A Humane Society at Large
Kirksey, S. Eben, The Humanist
North American upper and middle classes are a rich elite in the current world economy, and many people of this social standing feel an obligation to share their good fortune by donating time or money to humanitarian organizations. Some of these organizations, however, often are more effective at uplifting the moral conscience of their supporters and members than working toward their explicit goals of helping other people. In fact, some are actually creating problems for the people that they are trying to help.
In this category, I witnessed a five-day Church of Christ medical mission to the indigenous reservation of Kuna Yala, formerly called San Bias, in the Republic of Panama. Prescription pharmaceuticals were liberally distributed to thousands of people who did not need or understand the medicine and, consequently, misused the drugs. Nonetheless, mission participants returned to their comfortable North American lifestyles genuinely feeling that they had done good deeds, unaware that their visits were creating harm.
I first encountered these missionaries while I was seated on the sandy floor of the puberty ceremony house, fulfilling my responsibility for community work for the small Caribbean island where I was conducting an anthropological study. I casually chatted with representatives of the other households on the island as we helped prepare inna, a dark alcoholic drink, for a huge coming-of-age feast to be held in some weeks' time. Everyone suddenly grew silent as a North American man dressed in blue hospital scrubs walked into the dimly lit, palm-thatched building. Someone whispered in Spanish (for my benefit) that the man was one of the doctors. Two similarly dressed white women stood at the door and started taking pictures with a flash camera, which caused an outburst of shouts.
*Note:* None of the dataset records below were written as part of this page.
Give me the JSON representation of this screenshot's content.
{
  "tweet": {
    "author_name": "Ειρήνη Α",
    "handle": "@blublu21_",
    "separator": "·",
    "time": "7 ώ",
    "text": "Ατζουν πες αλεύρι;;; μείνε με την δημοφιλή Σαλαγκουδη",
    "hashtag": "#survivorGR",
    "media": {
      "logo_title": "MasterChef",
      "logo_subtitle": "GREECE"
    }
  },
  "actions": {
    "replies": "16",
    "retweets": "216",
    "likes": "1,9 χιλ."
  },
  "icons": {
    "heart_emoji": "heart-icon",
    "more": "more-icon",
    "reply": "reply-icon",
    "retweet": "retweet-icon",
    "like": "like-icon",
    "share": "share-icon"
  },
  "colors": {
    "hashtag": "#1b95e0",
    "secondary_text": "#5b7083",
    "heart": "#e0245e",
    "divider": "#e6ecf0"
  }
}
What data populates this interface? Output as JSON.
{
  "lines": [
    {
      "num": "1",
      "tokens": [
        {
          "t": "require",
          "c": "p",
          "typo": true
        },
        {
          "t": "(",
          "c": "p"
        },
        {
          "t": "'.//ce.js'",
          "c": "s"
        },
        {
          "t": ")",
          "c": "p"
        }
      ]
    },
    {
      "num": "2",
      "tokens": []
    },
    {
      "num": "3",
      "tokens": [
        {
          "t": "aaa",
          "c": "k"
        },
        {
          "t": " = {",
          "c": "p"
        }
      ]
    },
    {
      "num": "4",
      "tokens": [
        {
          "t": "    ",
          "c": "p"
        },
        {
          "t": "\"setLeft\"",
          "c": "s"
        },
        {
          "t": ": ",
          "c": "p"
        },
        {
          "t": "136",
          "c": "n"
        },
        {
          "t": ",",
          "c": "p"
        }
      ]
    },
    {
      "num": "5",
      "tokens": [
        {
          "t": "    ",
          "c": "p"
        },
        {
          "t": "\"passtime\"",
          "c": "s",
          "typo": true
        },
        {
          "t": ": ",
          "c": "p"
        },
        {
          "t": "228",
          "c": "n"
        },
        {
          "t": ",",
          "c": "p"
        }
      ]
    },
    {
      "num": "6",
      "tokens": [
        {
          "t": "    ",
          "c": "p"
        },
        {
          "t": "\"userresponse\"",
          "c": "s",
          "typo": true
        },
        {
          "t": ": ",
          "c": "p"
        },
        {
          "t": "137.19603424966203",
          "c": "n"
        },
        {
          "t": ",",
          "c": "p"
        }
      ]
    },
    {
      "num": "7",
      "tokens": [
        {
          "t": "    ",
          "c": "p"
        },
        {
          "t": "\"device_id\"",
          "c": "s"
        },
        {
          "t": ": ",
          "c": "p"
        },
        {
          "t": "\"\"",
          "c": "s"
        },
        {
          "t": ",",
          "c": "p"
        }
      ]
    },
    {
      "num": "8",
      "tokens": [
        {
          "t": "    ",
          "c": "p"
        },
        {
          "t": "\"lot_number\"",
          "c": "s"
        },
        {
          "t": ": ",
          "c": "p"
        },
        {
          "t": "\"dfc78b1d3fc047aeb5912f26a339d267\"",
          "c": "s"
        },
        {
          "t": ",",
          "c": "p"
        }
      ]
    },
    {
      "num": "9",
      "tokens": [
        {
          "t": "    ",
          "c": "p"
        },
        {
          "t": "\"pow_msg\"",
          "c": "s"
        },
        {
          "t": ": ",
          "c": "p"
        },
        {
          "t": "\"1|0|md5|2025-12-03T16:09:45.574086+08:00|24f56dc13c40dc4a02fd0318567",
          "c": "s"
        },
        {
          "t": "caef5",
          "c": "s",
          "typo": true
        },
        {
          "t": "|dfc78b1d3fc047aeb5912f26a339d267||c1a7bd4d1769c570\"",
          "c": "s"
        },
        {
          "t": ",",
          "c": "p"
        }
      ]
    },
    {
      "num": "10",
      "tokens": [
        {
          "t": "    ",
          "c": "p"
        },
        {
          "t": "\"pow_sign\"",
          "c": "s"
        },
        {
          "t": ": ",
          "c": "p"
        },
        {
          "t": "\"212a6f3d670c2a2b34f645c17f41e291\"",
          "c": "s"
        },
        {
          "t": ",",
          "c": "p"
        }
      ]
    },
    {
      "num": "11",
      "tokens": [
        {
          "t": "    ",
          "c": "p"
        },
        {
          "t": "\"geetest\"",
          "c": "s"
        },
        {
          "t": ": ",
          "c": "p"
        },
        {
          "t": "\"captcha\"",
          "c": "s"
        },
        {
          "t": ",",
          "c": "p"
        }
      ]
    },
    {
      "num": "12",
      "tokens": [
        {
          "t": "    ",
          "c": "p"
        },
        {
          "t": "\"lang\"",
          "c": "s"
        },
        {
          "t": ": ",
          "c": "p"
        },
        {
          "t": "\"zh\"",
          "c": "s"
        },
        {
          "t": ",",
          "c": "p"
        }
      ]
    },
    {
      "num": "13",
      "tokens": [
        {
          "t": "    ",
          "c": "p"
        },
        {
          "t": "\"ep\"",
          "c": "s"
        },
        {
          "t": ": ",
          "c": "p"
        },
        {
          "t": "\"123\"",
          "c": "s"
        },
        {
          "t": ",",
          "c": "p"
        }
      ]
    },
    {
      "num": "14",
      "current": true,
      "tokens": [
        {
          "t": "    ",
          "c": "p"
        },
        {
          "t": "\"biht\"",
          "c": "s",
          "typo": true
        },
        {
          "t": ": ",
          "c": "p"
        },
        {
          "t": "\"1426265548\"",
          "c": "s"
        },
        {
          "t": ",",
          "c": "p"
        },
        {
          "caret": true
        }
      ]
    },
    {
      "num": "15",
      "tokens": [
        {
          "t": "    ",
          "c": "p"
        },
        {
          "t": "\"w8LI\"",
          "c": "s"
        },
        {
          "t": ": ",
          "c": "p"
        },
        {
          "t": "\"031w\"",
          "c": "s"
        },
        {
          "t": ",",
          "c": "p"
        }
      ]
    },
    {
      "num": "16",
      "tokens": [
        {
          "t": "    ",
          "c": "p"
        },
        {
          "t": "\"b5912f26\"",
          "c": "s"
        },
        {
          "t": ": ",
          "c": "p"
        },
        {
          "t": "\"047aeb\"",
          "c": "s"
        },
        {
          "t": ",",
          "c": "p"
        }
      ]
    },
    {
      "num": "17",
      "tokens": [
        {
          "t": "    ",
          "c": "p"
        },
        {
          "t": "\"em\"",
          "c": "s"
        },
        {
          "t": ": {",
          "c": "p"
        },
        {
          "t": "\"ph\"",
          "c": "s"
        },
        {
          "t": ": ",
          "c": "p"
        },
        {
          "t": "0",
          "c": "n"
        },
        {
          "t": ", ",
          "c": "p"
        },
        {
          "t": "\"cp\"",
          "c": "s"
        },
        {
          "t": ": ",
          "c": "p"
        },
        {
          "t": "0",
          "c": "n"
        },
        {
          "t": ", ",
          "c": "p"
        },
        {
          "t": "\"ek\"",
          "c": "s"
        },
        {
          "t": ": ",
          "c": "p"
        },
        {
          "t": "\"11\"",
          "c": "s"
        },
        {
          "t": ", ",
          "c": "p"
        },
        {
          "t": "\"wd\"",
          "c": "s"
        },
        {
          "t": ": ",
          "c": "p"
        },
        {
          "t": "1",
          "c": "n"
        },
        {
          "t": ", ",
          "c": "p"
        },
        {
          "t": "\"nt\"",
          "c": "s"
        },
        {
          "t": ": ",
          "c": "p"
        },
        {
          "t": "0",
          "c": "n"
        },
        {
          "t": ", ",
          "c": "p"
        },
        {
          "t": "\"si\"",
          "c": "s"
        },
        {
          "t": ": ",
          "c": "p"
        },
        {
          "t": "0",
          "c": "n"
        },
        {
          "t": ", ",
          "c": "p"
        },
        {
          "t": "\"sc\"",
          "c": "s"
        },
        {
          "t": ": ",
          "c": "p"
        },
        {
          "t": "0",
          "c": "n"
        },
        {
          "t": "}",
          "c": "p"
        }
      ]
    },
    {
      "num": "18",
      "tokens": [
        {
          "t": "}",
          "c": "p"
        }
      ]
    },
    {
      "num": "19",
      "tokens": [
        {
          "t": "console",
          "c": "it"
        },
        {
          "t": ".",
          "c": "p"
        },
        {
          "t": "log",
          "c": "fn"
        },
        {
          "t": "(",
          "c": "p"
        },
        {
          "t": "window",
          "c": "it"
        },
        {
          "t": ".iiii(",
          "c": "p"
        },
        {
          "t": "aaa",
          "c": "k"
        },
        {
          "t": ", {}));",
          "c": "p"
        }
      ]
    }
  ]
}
All of the missionaries, including the high-school-aged volunteers, wore blue hospital scrubs, which invited the label doctor. There were two teams of medical missionaries staying on the island where I was living, and they were sponsored by several congregations in the southern United States. Each team had only a single doctor, along with an optometrist, a pharmacist, a dentist, five registered nurses, and over a dozen volunteers unconnected with the medical profession. They had come to Kuna Yala in order to set up a temporary health clinic where, according to their own figures, in five days they saw 1,966 medical patients, filled 8,229 prescriptions, extracted 391 teeth, scrubbed 322 heads for lice, and handed out 303 pairs of eyeglasses. But the outcome of their visits is not as straightforward as their figures suggest. For example, I recorded several accounts of individual Kuna who in years past had taken the missionaries' free pills and, when they did not immediately produce the desired results, swallowed the rest of them, inadvertently nearly killing themselves in the process.
Most of the people who participated in this medical mission genuinely believed that they were helping the Kuna. Many of the volunteers made great sacrifices to come on this trip and paid a large portion of their,personal expenses out of their own pockets. One woman, who had been coming to Kuna Yala for years, told me, "I broke my arm the morning that we came, but I came anyway... I love these people. I take care of these people. They know I do. I'm seventy-seven years old, and I hope that the Lord gives me many more years to come down here and be a part of their life." These are only the best of intentions. This desire to help other people is widespread in our culture, and my own motivations for documenting the consequences of the missionaries' visits are related to those same ideals.
Latin American Missionaries (LAM), whose explicit purpose is "to reach 77,500,000 lost souls," is the parent organization of the medical team that visited Kuna Yala and a ministry under the Elders of the Forest Park Church of Christ in Valdosta, Georgia. …